Director: Richard Linklater // Distributor: Sony Pictures Releasing // Release Date: June 21st // Starring: Ethan Hawke and Julie Deply.
It’s been nine years since we last checked in one of modern cinema’s most intoxicating love stories. This third installment initially paints a picture of domestic bliss for cerebral soul mates Jesse and Celine. Hank, the former’s teenage son from a previous marriage, has just spent what he calls the “best summer of my life” with his father’s family (including his twin girls, conceived in the wake of Before Sunset’s romantic trysts) on the Greek Peloponnese peninsula, and the film begins with a quietly panicked Jesse seeing him off at the airport. It’s a winning opening, with Hawke’s affectingly strained performance suggesting that priorities have changed since Jesse first boarded that train to Vienna almost twenty years ago.
Personalities run the risk of being diluted when children are thrown into the mix, but in a ballsy move, Before Midnight positions its characters as people, not parents. Lazy scriptwriting and mortifying perceptions of gender norms mean female characters are most likely to fall prey to the insipid trappings of domesticity. Thankfully, Celine is as unmovable as ever. Her inclination for tart honesty and playful emasculation has only strengthened over the years, and it’s the latter trait that allows tension to mount over otherwise jovial group dinners.
The sardonic yet sensitive Jesse has always been the more likeable of the pair, and the disconnection he feels between himself and his son is clearly delivered and affecting. The ensuing years have also seen him gain more notoriety as a writer, while Celine’s corresponding career cul-de-sac adds a slightly bitter slant to her insistence that there’s more to his parental longing than he’s letting on.
Their relationship works best in motion. Car journeys and leisurely walks through quaint towns serve them well. These are essentially two intelligent and fiercely independent people who happen to find each other fascinating. Their natural yet intellectually-charged exchanges remain the series’ USP, frequently exploring even the most minute aspects of a relationship with candour and a humbling sense of introspection. Subjecting these conversations to the probing Greek sun proves to be an inspired move, while the beautiful, open backdrop of dry greenery and a cerulean ocean proposes a kind of emotional openness to boot.
It’s when they pair are left to their own devices in a static setting that trouble brews. Both characters emerge flawed and stunningly three-dimensional by end of the film’s major setpiece, an electrifying hotel room showdown in which loyalties are tested and lines are drawn, again and again.
It would seem has age has failed to douse the lovable, boyish spirit Hawke has been bringing to his role since 1995’s Before Sunrise, although Jesse himself is a less patient man than before. When he declares his partner to be “the mayor of Crazy Town”, it should at worst be an amusingly inappropriate outburst, but Deply ingeniously drops Celine’s armour in just one stifled expression, repackaging it as an unnecessarily acidic attack on her character.
Notions of performance and role play are integral to the film’s emotional trajectory, while Jesse’s celebrated fictional account of his and Celine’s courtship adds a neat meta angle.

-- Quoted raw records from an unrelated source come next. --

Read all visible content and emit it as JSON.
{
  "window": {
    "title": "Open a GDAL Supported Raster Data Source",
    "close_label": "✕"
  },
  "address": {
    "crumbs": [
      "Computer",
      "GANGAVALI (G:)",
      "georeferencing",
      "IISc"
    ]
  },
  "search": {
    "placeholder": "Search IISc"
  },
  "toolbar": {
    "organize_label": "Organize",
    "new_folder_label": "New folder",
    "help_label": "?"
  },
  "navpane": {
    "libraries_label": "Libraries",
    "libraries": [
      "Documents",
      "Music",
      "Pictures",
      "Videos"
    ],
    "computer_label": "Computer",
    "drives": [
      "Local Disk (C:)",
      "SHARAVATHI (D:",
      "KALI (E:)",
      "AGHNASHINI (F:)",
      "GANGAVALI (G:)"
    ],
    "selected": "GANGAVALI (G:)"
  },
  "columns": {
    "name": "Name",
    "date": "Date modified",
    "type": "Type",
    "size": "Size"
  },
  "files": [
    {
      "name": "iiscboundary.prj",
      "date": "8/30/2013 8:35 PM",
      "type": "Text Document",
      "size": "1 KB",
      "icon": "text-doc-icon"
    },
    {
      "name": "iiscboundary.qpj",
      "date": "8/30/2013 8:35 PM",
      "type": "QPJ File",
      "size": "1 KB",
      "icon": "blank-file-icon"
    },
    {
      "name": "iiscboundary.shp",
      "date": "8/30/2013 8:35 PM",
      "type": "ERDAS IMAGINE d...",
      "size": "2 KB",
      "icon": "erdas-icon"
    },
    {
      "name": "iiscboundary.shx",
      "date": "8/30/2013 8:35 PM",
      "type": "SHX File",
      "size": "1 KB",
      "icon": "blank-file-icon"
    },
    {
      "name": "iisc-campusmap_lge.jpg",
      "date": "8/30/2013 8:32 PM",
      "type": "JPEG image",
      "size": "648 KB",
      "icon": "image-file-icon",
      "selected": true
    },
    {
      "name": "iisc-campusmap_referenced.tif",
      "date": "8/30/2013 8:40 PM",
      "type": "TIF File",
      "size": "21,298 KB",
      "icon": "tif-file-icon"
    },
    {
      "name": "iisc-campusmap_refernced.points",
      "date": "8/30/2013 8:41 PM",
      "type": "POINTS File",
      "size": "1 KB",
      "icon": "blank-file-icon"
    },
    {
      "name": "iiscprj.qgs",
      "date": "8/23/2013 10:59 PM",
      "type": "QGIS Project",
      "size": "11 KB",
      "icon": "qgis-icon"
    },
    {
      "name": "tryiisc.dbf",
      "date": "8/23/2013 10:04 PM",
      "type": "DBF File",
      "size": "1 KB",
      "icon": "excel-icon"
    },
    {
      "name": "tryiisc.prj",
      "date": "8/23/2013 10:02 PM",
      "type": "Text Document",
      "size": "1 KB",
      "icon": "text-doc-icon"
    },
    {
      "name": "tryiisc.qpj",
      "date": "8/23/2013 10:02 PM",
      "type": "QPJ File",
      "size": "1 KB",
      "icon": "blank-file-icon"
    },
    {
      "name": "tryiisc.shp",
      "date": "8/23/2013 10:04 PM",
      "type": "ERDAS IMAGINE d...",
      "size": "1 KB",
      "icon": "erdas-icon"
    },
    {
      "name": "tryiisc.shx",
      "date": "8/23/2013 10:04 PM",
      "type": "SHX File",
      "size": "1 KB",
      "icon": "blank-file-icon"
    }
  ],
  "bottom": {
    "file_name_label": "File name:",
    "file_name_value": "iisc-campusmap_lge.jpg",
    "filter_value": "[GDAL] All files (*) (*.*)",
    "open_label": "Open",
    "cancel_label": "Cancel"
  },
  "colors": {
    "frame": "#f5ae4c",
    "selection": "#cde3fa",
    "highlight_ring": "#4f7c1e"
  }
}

Hawke and Deply deserve credit not only for their red-hot chemistry and brave performances, but also for their contributions to the script, which they once again co-wrote with director Richard Linklater. The trio’s dedication to the story at hand is undeniable and, in a cinematic landscape so chronically deprived of brilliant trilogies, pretty inspirational.